Furthermore, the dictionary extract shows that Saratoga is primarily a site for non-commercial activity — a residential community. As in the case of "NORTH POLE for bananas," TMEP §1210.03(a), even consumers who were familiar with the town would not associate it with commercial activities such as the production of computer software. Accordingly, SARATOGA functions as an arbitrary designation in Applicant's mark.
Goods/Place Association. The Examining Attorney also has not established "purchasers would be likely to think that the goods or services originate in the geographic place identified in the mark." In this case, because Applicant's goods do not originate in Saratoga, the typical presumption of a goods/place association is inapplicable. While it is conceivable that computer products will emerge from the garages of any residential community, it is clear that this bare possibility does not establish the requisite goods/place association. See, e.g., In re Venice Maid Co., Inc., 222 U.S.P.Q. 618, 619 (TTAB 1984) ("that Venice is a large Italian city that could, conceivably, be the source of a wide range of goods, including canned foods" such as applicant's canned lasagna and spaghetti, is insufficient to establish a goods-place association; refusal of registration reversed).
The Examining Attorney's evidence does not establish that relevant consumers would draw a goods/place association between Applicant's mark and its goods. The extract from Webster's New Geographical Dictionary does not provide "a 'reasonable basis' for concluding that the public is likely to believe that the mark identifies the place from which the goods originate." TMEP §1210.04. On the contrary, the extract suggests quite the opposite. Saratoga is characterized first as a residential community, second as an agricultural region containing one or more wineries, and third as the home of West Valley College. Nothing in the Examining Attorney's evidence suggests that relevant consumers would draw any association between SARATOGA and the computer software industry, let alone Applicant's specific goods. (FN1: By contrast, the Examining Attorney's dictionary extract indicates that Campbell, the site of Applicant's operations, is primarily involved in the business of "electronic equipment." This reference demonstrates that the dictionary's authors were fully cognizant of the electronics industry, and would not have failed to indicate Saratoga's involvement in the industry if that were the case.)
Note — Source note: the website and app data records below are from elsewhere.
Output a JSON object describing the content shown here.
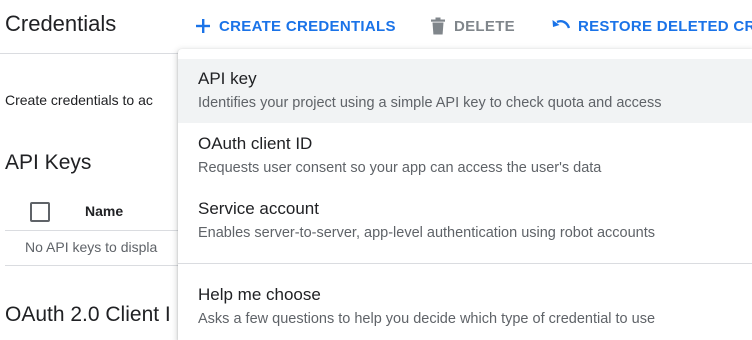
{
  "header": {
    "title": "Credentials",
    "actions": {
      "create": {
        "label": "CREATE CREDENTIALS",
        "icon": "plus-icon",
        "color": "#1a73e8"
      },
      "delete": {
        "label": "DELETE",
        "icon": "trash-icon",
        "color": "#80868b"
      },
      "restore": {
        "label": "RESTORE DELETED CRE",
        "icon": "undo-icon",
        "color": "#1a73e8"
      }
    }
  },
  "main": {
    "intro_text": "Create credentials to ac",
    "api_keys": {
      "title": "API Keys",
      "column_name": "Name",
      "empty_text": "No API keys to displa"
    },
    "oauth_title": "OAuth 2.0 Client I"
  },
  "menu": {
    "items": [
      {
        "title": "API key",
        "description": "Identifies your project using a simple API key to check quota and access",
        "highlighted": true
      },
      {
        "title": "OAuth client ID",
        "description": "Requests user consent so your app can access the user's data"
      },
      {
        "title": "Service account",
        "description": "Enables server-to-server, app-level authentication using robot accounts"
      },
      {
        "title": "Help me choose",
        "description": "Asks a few questions to help you decide which type of credential to use"
      }
    ]
  },
  "colors": {
    "accent": "#1a73e8",
    "muted": "#5f6368",
    "highlight_bg": "#f1f3f4",
    "divider": "#dadce0"
  }
}
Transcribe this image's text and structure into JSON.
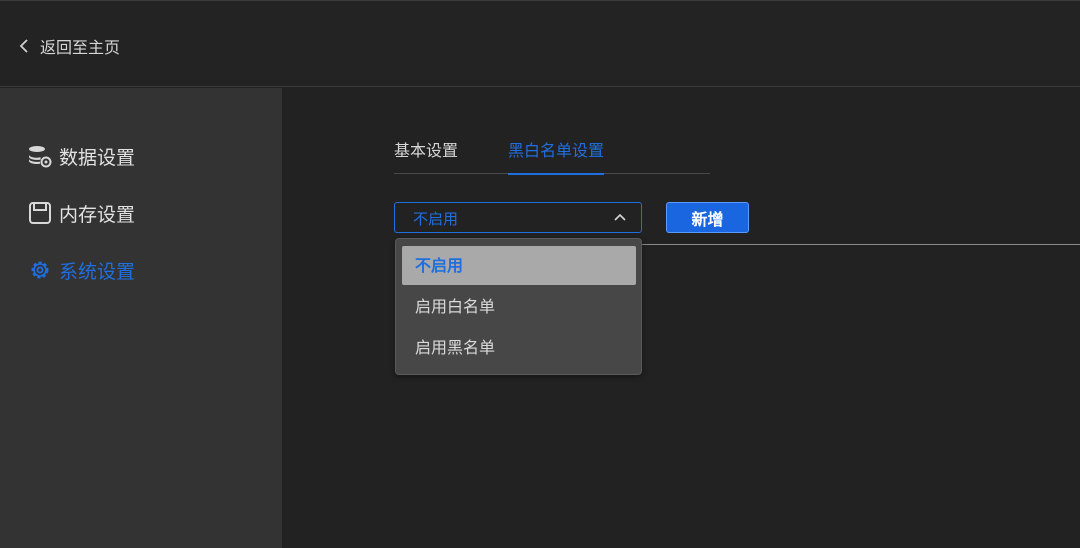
{
  "header": {
    "back_label": "返回至主页",
    "back_icon": "chevron-left-icon"
  },
  "sidebar": {
    "items": [
      {
        "label": "数据设置",
        "icon": "database-gear-icon",
        "active": false
      },
      {
        "label": "内存设置",
        "icon": "memory-icon",
        "active": false
      },
      {
        "label": "系统设置",
        "icon": "gear-icon",
        "active": true
      }
    ]
  },
  "main": {
    "tabs": [
      {
        "label": "基本设置",
        "active": false
      },
      {
        "label": "黑白名单设置",
        "active": true
      }
    ],
    "select": {
      "value": "不启用",
      "expanded": true,
      "options": [
        {
          "label": "不启用",
          "selected": true
        },
        {
          "label": "启用白名单",
          "selected": false
        },
        {
          "label": "启用黑名单",
          "selected": false
        }
      ]
    },
    "add_button_label": "新增"
  },
  "colors": {
    "accent": "#1f6fe0",
    "background": "#222222",
    "sidebar": "#333333"
  }
}
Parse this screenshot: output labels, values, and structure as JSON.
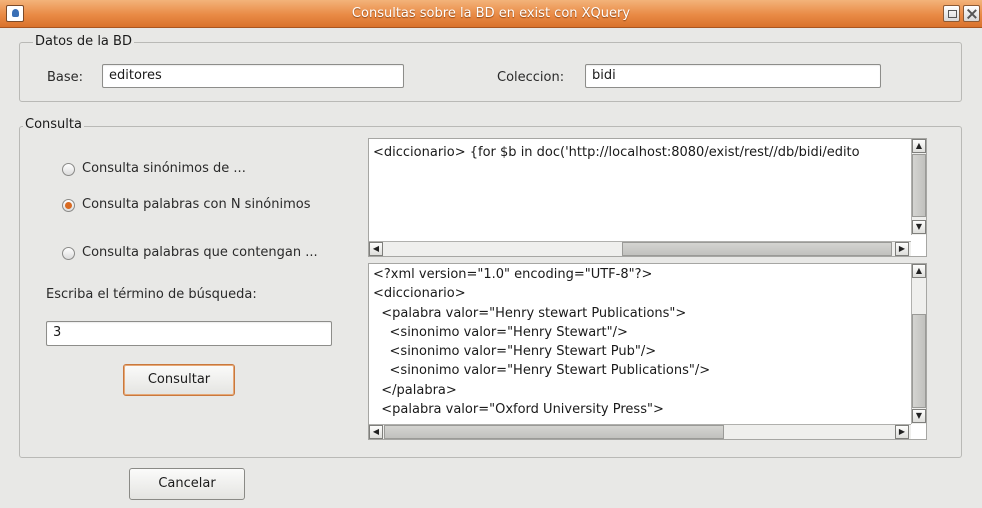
{
  "window": {
    "title": "Consultas sobre la BD en exist con XQuery"
  },
  "datos": {
    "legend": "Datos de la BD",
    "base_label": "Base:",
    "base_value": "editores",
    "coleccion_label": "Coleccion:",
    "coleccion_value": "bidi"
  },
  "consulta": {
    "legend": "Consulta",
    "options": [
      {
        "label": "Consulta sinónimos de ...",
        "selected": false
      },
      {
        "label": "Consulta palabras con N sinónimos",
        "selected": true
      },
      {
        "label": "Consulta palabras que contengan ...",
        "selected": false
      }
    ],
    "search_label": "Escriba el término de búsqueda:",
    "search_value": "3",
    "consultar_label": "Consultar",
    "query_text": "<diccionario> {for $b in doc('http://localhost:8080/exist/rest//db/bidi/edito",
    "result_text": "<?xml version=\"1.0\" encoding=\"UTF-8\"?>\n<diccionario>\n  <palabra valor=\"Henry stewart Publications\">\n    <sinonimo valor=\"Henry Stewart\"/>\n    <sinonimo valor=\"Henry Stewart Pub\"/>\n    <sinonimo valor=\"Henry Stewart Publications\"/>\n  </palabra>\n  <palabra valor=\"Oxford University Press\">"
  },
  "cancelar_label": "Cancelar",
  "colors": {
    "titlebar": "#e98a45",
    "radio_selected": "#d86a22",
    "background": "#e8e8e6"
  },
  "icons": [
    "app-icon",
    "maximize-icon",
    "close-icon",
    "arrow-up-icon",
    "arrow-down-icon",
    "arrow-left-icon",
    "arrow-right-icon"
  ]
}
Geographic Origin of the Goods. As noted above, Applicant's goods originate from Campbell and not Saratoga. The Examining Attorney implies that the location of both Saratoga and Campbell in Santa Clara County establishes that SARATOGA is geographically descriptive of both cities. Applicant strongly disagrees. This is not a case in which a place name casts a large shadow over nearby communities, as one might expect in the case of, say, Los Angeles and Torrance, Boston and Cambridge, or San Francisco and Colma. On the contrary, the situation is more akin to that of San Carlos and Menlo Park, or Manassas and Woodbridge.
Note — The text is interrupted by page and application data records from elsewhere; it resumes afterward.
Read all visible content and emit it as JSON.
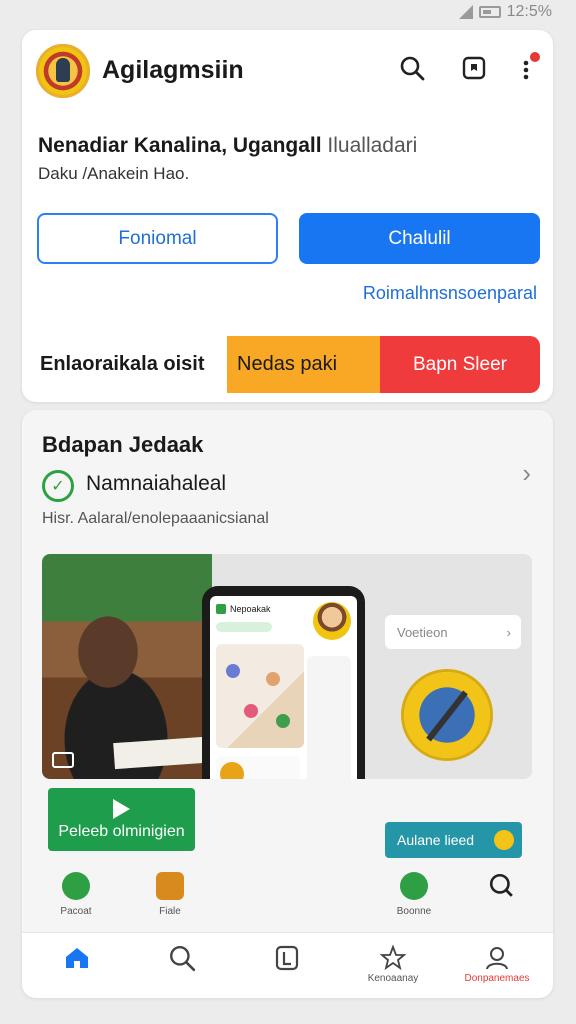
{
  "status": {
    "time": "12:5%"
  },
  "app": {
    "title": "Agilagmsiin"
  },
  "hero": {
    "heading_bold": "Nenadiar Kanalina, Ugangall",
    "heading_light": "Ilualladari",
    "subtitle": "Daku /Anakein Hao.",
    "btn_outline": "Foniomal",
    "btn_primary": "Chalulil",
    "link": "Roimalhnsnsoenparal"
  },
  "split_banner": {
    "left": "Enlaoraikala oisit",
    "middle": "Nedas paki",
    "right": "Bapn Sleer"
  },
  "section": {
    "title": "Bdapan Jedaak",
    "row_label": "Namnaiahaleal",
    "row_desc": "Hisr. Aalaral/enolepaaanicsianal",
    "chip": "Voetieon",
    "play_label": "Peleeb olminigien",
    "teal_label": "Aulane lieed"
  },
  "phone": {
    "header": "Nepoakak"
  },
  "mini_row": [
    {
      "label": "Pacoat",
      "icon": "leaf-icon"
    },
    {
      "label": "Fiale",
      "icon": "mountain-icon"
    },
    {
      "label": "Boonne",
      "icon": "leaf-icon"
    }
  ],
  "nav": [
    {
      "label": "",
      "icon": "home-icon"
    },
    {
      "label": "",
      "icon": "search-icon"
    },
    {
      "label": "",
      "icon": "document-icon"
    },
    {
      "label": "Kenoaanay",
      "icon": "star-icon"
    },
    {
      "label": "Donpanemaes",
      "icon": "person-icon"
    }
  ],
  "colors": {
    "primary": "#1976f2",
    "yellow": "#f9a825",
    "red": "#ef3b3b",
    "green": "#1e9d4c",
    "teal": "#2596a8"
  }
}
For all of the foregoing reasons, the Examining Attorney should withdraw the geographic descriptiveness refusal, and pass this application to publication. (FN2: Applicant's mark also is not primarily geographically misdescriptive of Applicant's goods within the meaning of section 2(e)(3) of the Trademark Act for the same reasons. In view the obscurity of the Saratoga name in relation to Applicant's goods, Applicant's mark cannot be deemed deceptive within the meaning of section 2(a) of the Trademark Act §2(a).)
Copyright © 2006 Jefferson F. Scher. All Rights Reserved.